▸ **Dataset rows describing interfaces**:
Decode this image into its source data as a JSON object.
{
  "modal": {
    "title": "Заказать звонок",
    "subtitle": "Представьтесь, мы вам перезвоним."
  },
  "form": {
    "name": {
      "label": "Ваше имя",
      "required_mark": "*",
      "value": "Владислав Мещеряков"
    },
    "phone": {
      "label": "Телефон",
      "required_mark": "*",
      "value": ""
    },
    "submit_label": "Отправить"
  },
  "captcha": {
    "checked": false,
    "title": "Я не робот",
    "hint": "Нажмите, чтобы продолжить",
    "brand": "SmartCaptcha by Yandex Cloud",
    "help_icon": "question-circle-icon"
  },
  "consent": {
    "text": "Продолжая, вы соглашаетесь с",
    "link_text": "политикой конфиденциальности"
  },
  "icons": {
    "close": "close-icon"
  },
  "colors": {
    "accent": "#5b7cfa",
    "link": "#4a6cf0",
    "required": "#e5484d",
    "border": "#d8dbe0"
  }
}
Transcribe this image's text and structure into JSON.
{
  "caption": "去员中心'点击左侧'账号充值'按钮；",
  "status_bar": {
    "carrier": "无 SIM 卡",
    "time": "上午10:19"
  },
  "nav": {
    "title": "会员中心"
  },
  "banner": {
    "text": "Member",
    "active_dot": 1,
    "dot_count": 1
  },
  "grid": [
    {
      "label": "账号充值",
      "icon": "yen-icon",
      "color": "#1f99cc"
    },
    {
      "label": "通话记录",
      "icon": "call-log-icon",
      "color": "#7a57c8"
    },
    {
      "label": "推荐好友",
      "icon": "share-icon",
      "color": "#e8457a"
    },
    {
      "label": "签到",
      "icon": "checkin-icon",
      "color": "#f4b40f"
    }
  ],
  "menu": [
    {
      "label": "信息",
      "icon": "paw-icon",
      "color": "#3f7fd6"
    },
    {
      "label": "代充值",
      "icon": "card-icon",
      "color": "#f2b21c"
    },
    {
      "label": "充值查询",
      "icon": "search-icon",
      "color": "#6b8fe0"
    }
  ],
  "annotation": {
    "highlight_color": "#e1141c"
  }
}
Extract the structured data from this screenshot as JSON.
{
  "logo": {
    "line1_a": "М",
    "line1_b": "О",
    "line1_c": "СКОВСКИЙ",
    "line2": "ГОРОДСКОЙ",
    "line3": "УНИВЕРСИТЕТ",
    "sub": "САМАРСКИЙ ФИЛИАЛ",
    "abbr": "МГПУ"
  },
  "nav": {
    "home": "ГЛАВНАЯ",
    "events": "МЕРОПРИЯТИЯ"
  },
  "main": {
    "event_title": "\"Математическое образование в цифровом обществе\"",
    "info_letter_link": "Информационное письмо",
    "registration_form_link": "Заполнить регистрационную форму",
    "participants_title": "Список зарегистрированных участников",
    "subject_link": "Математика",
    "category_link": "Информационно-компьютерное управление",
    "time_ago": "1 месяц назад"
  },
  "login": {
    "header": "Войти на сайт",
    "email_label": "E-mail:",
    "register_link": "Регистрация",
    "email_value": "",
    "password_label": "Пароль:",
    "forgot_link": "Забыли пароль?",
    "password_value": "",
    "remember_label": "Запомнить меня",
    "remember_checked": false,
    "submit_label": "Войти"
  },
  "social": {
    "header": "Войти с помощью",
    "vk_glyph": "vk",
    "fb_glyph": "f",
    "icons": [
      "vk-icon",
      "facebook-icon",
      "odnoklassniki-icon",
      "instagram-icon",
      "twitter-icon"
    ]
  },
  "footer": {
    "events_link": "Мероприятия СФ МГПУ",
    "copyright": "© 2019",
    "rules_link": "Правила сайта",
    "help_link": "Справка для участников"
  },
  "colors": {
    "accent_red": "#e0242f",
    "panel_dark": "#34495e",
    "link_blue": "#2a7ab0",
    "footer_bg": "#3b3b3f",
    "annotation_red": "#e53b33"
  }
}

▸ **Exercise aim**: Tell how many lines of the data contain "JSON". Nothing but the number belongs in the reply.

▸ **Answer section**: 3